____ AVAILABLE DATA

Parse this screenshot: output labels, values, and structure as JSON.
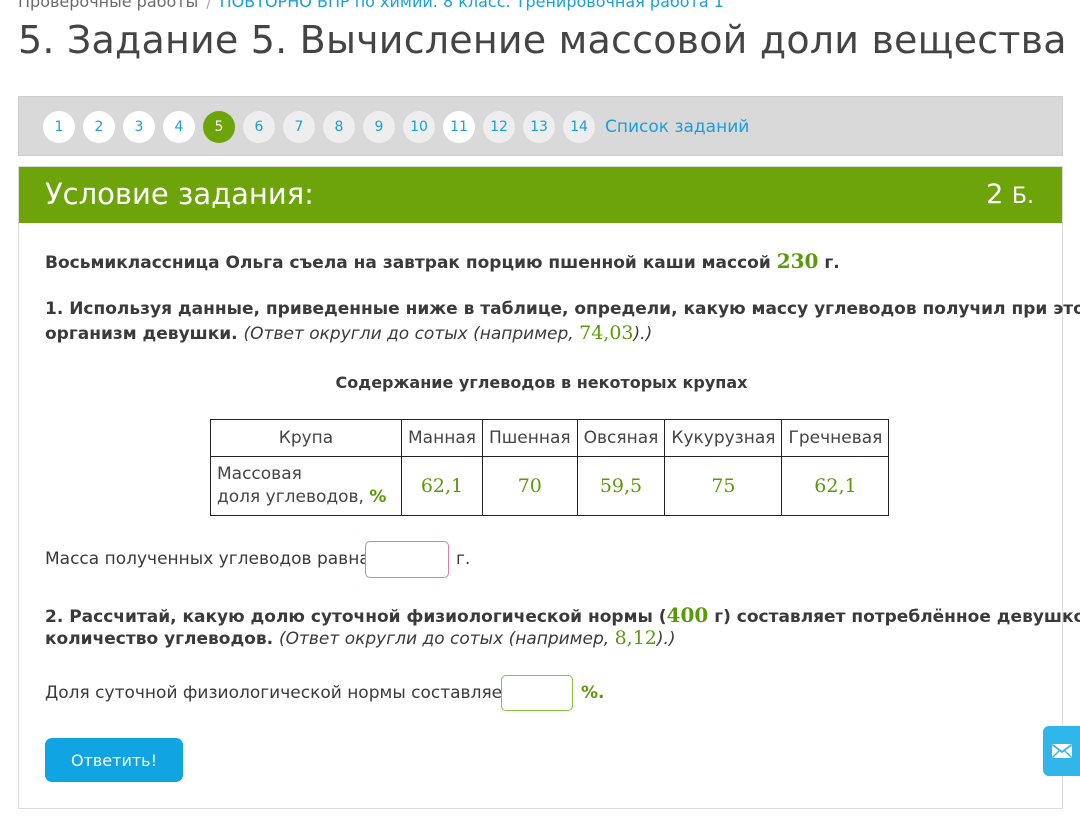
{
  "breadcrumb": {
    "root": "Проверочные работы",
    "separator": "/",
    "current": "ПОВТОРНО ВПР по химии. 8 класс. Тренировочная работа 1"
  },
  "page_title": "5. Задание 5. Вычисление массовой доли вещества",
  "task_nav": {
    "numbers": [
      "1",
      "2",
      "3",
      "4",
      "5",
      "6",
      "7",
      "8",
      "9",
      "10",
      "11",
      "12",
      "13",
      "14"
    ],
    "active": "5",
    "list_link": "Список заданий"
  },
  "panel": {
    "title": "Условие задания:",
    "points_value": "2",
    "points_unit": "Б."
  },
  "intro": {
    "text": "Восьмиклассница Ольга съела на завтрак порцию пшенной каши массой",
    "mass": "230",
    "unit": "г."
  },
  "q1": {
    "line1": "1. Используя данные, приведенные ниже в таблице, определи, какую массу углеводов получил при этом",
    "line2": "организм девушки.",
    "hint_pre": "(Ответ округли до сотых (например,",
    "hint_num": "74,03",
    "hint_post": ").)"
  },
  "table": {
    "caption": "Содержание углеводов в некоторых крупах",
    "header_label": "Крупа",
    "columns": [
      "Манная",
      "Пшенная",
      "Овсяная",
      "Кукурузная",
      "Гречневая"
    ],
    "row_label_line1": "Массовая",
    "row_label_line2": "доля углеводов,",
    "row_label_unit": "%",
    "values": [
      "62,1",
      "70",
      "59,5",
      "75",
      "62,1"
    ]
  },
  "answer1": {
    "label": "Масса полученных углеводов равна",
    "value": "",
    "unit": "г."
  },
  "q2": {
    "pre": "2. Рассчитай, какую долю суточной физиологической нормы (",
    "norm": "400",
    "post": "г) составляет потреблённое девушкой",
    "line2": "количество углеводов.",
    "hint_pre": "(Ответ округли до сотых (например,",
    "hint_num": "8,12",
    "hint_post": ").)"
  },
  "answer2": {
    "label": "Доля суточной физиологической нормы составляет",
    "value": "",
    "unit": "%."
  },
  "submit_label": "Ответить!",
  "colors": {
    "accent_green": "#6ca40a",
    "link_blue": "#1a9fd9",
    "button_blue": "#10a4e2"
  }
}
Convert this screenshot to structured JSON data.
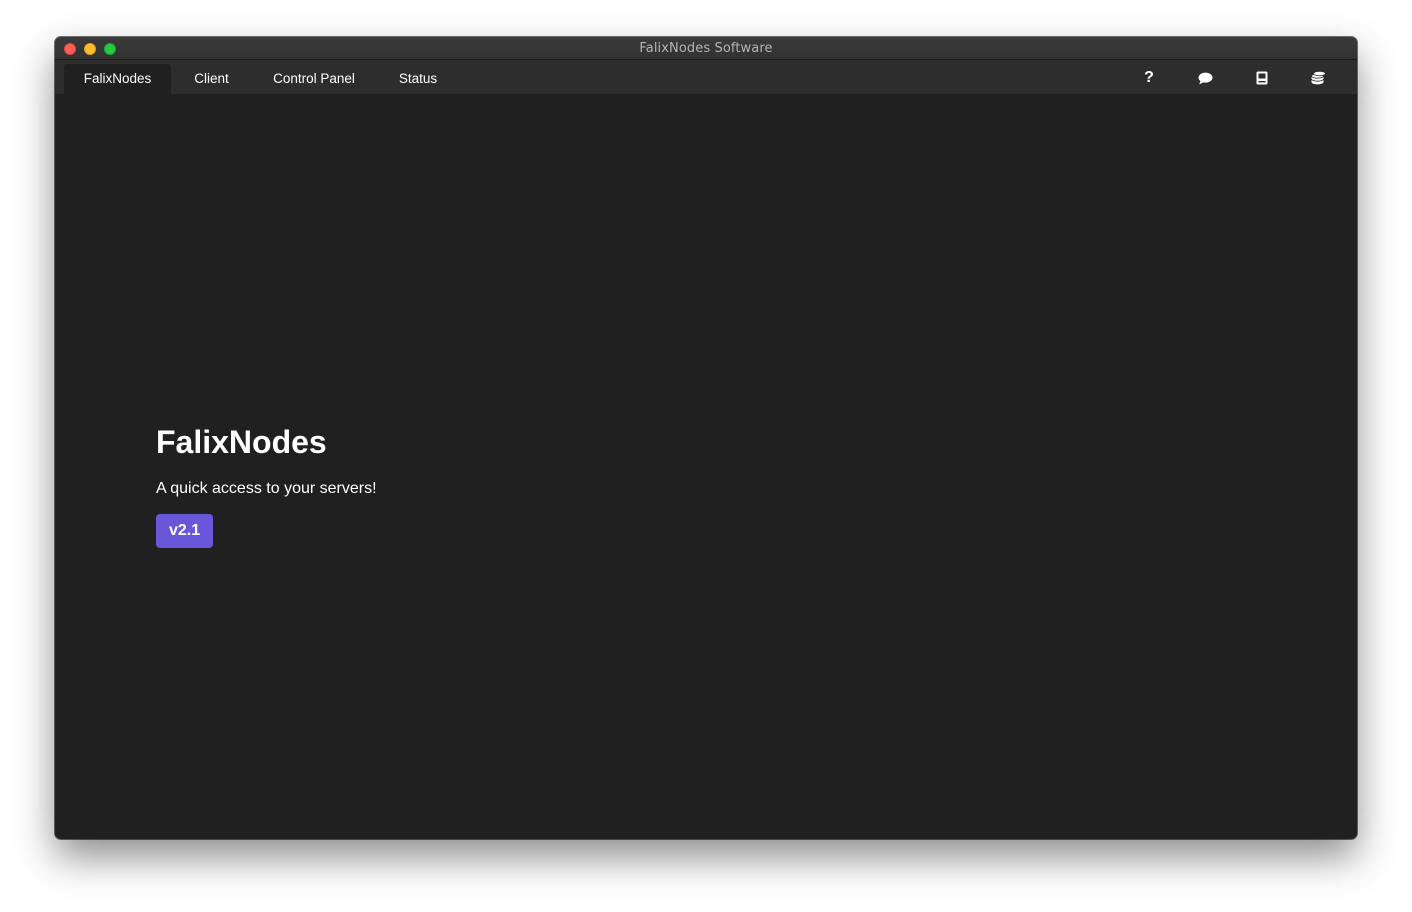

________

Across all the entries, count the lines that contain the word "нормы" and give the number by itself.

- [TASK SOLUTION]: 2